------ MATERIALS PROVIDED

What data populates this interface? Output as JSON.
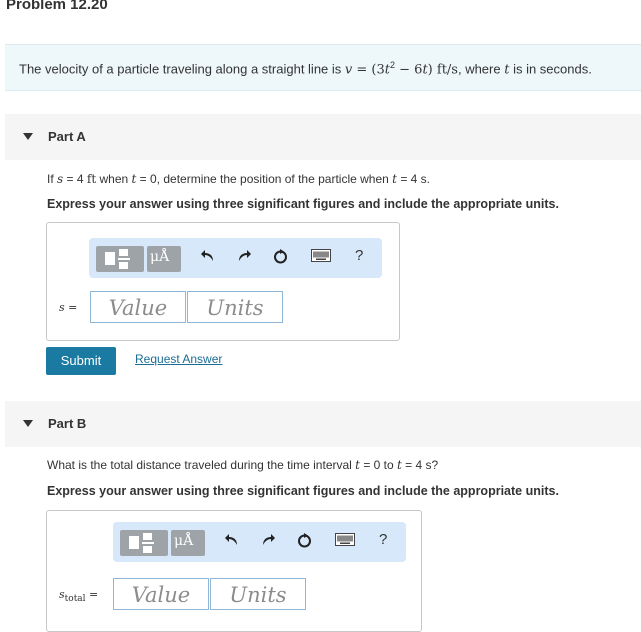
{
  "page_title": "Problem 12.20",
  "problem": {
    "prefix": "The velocity of a particle traveling along a straight line is ",
    "v": "v",
    "eq": " = (3",
    "t1": "t",
    "sq": "2",
    "minus": " − 6",
    "t2": "t",
    "unit": ") ft/s",
    "mid": ", where ",
    "t3": "t",
    "suffix": " is in seconds."
  },
  "partA": {
    "label": "Part A",
    "q_if": "If ",
    "q_s": "s",
    "q_eq1": " = 4 ",
    "q_ft": "ft",
    "q_when": " when ",
    "q_t1": "t",
    "q_zero": " = 0, determine the position of the particle when ",
    "q_t2": "t",
    "q_end": " = 4 s.",
    "instruction": "Express your answer using three significant figures and include the appropriate units.",
    "var_label": "s =",
    "value_placeholder": "Value",
    "units_placeholder": "Units",
    "submit": "Submit",
    "request": "Request Answer"
  },
  "partB": {
    "label": "Part B",
    "q_start": "What is the total distance traveled during the time interval ",
    "q_t1": "t",
    "q_mid": " = 0 to ",
    "q_t2": "t",
    "q_end": " = 4 s?",
    "instruction": "Express your answer using three significant figures and include the appropriate units.",
    "var_base": "s",
    "var_sub": "total",
    "var_eq": " =",
    "value_placeholder": "Value",
    "units_placeholder": "Units"
  },
  "toolbar": {
    "mu": "μÅ",
    "help": "?",
    "icons": [
      "templates-icon",
      "units-icon",
      "undo-icon",
      "redo-icon",
      "reset-icon",
      "keyboard-icon",
      "help-icon"
    ]
  },
  "colors": {
    "problem_bg": "#eef8fb",
    "toolbar_bg": "#d6e8f9",
    "submit_bg": "#1a7aa1",
    "link": "#1a6d95"
  }
}
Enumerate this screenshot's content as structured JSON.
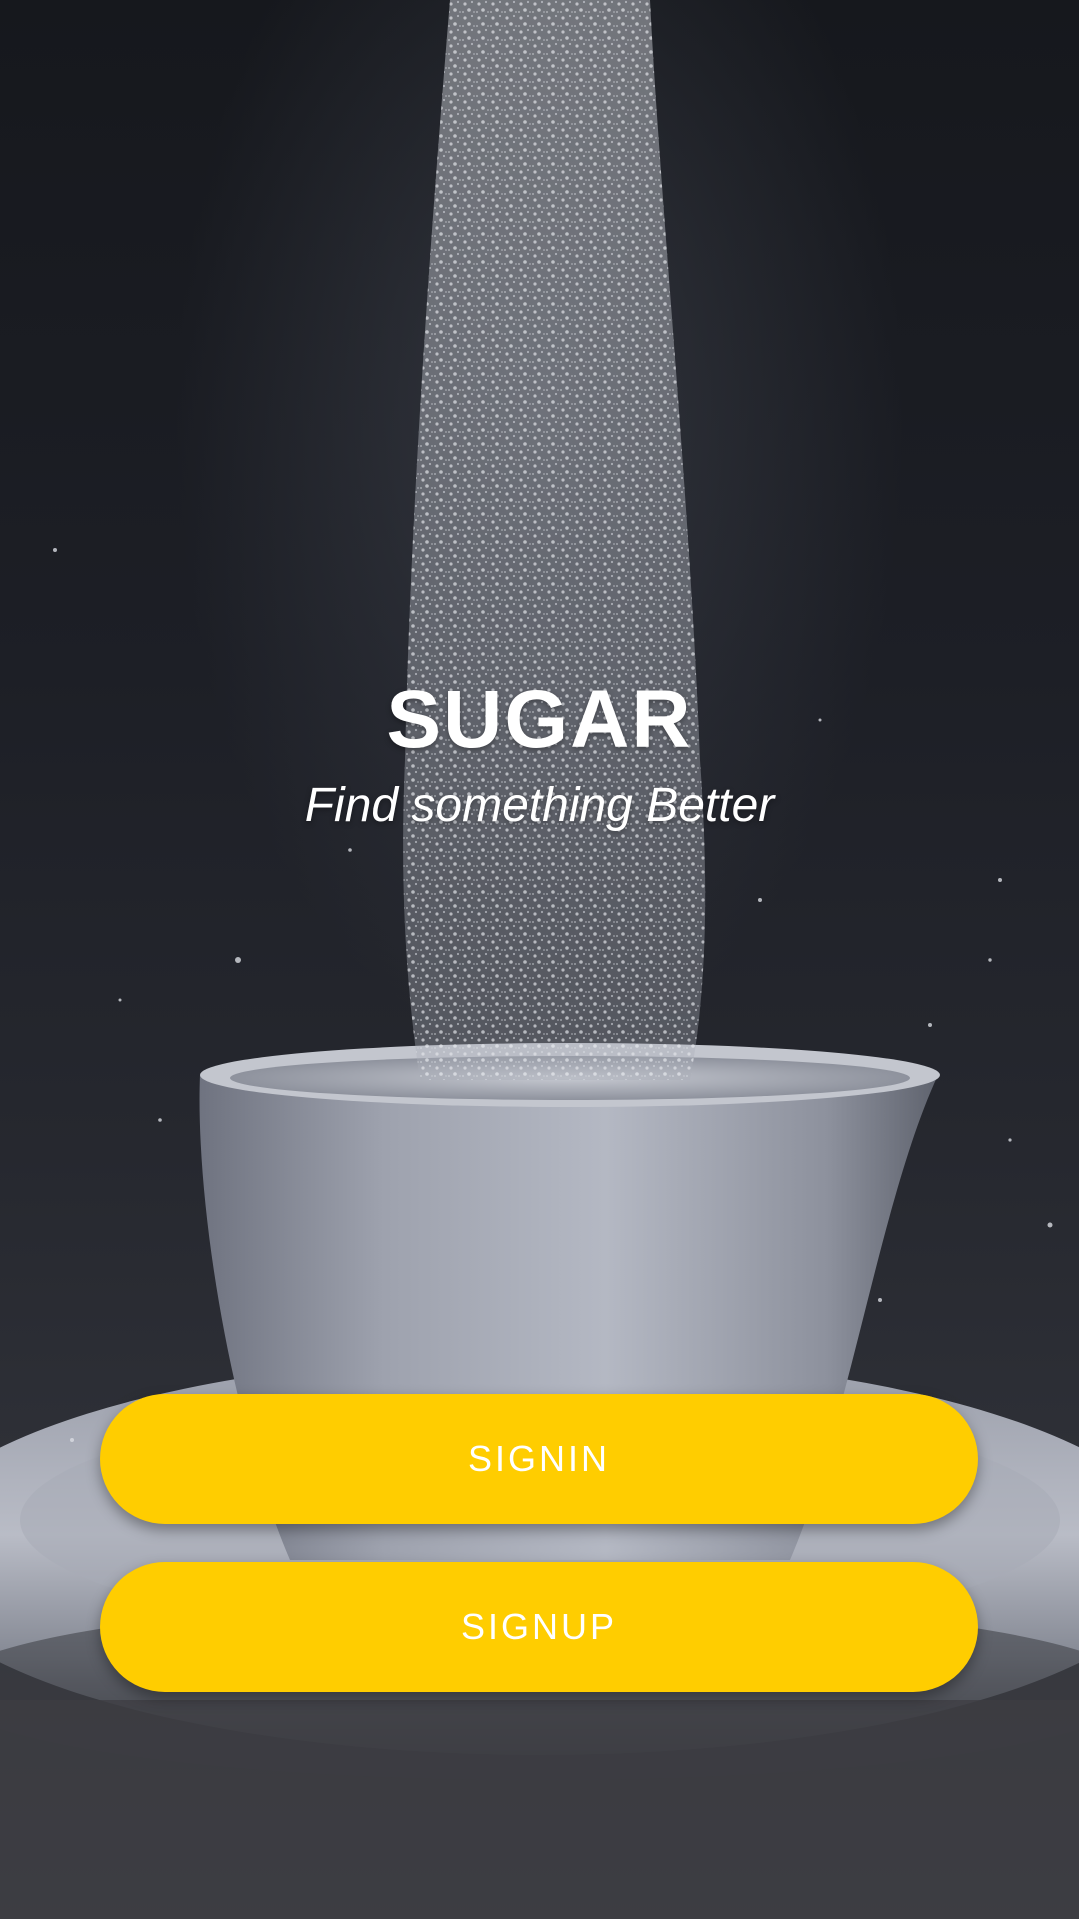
{
  "app": {
    "title": "SUGAR",
    "tagline": "Find something Better"
  },
  "actions": {
    "signin_label": "SIGNIN",
    "signup_label": "SIGNUP"
  },
  "colors": {
    "button_background": "#ffcd00",
    "button_text": "#ffffff",
    "title_text": "#ffffff",
    "background_dark": "#16181d"
  },
  "background_image": {
    "subject": "sugar pouring into a white cup on a saucer"
  }
}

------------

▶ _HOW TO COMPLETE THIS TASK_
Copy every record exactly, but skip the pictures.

▶ _SOLUTION FOR THIS EXERCISE_
What data populates this interface? Output as JSON.
{
  "page_title": "Problem 12.20",
  "problem": {
    "prefix": "The velocity of a particle traveling along a straight line is ",
    "v": "v",
    "eq": " = (3",
    "t1": "t",
    "sq": "2",
    "minus": " − 6",
    "t2": "t",
    "unit": ") ft/s",
    "mid": ", where ",
    "t3": "t",
    "suffix": " is in seconds."
  },
  "partA": {
    "label": "Part A",
    "q_if": "If ",
    "q_s": "s",
    "q_eq1": " = 4 ",
    "q_ft": "ft",
    "q_when": " when ",
    "q_t1": "t",
    "q_zero": " = 0, determine the position of the particle when ",
    "q_t2": "t",
    "q_end": " = 4 s.",
    "instruction": "Express your answer using three significant figures and include the appropriate units.",
    "var_label": "s =",
    "value_placeholder": "Value",
    "units_placeholder": "Units",
    "submit": "Submit",
    "request": "Request Answer"
  },
  "partB": {
    "label": "Part B",
    "q_start": "What is the total distance traveled during the time interval ",
    "q_t1": "t",
    "q_mid": " = 0 to ",
    "q_t2": "t",
    "q_end": " = 4 s?",
    "instruction": "Express your answer using three significant figures and include the appropriate units.",
    "var_base": "s",
    "var_sub": "total",
    "var_eq": " =",
    "value_placeholder": "Value",
    "units_placeholder": "Units"
  },
  "toolbar": {
    "mu": "μÅ",
    "help": "?",
    "icons": [
      "templates-icon",
      "units-icon",
      "undo-icon",
      "redo-icon",
      "reset-icon",
      "keyboard-icon",
      "help-icon"
    ]
  },
  "colors": {
    "problem_bg": "#eef8fb",
    "toolbar_bg": "#d6e8f9",
    "submit_bg": "#1a7aa1",
    "link": "#1a6d95"
  }
}
Enumerate this screenshot's content as structured JSON.
{
  "app": {
    "title": "SUGAR",
    "tagline": "Find something Better"
  },
  "actions": {
    "signin_label": "SIGNIN",
    "signup_label": "SIGNUP"
  },
  "colors": {
    "button_background": "#ffcd00",
    "button_text": "#ffffff",
    "title_text": "#ffffff",
    "background_dark": "#16181d"
  },
  "background_image": {
    "subject": "sugar pouring into a white cup on a saucer"
  }
}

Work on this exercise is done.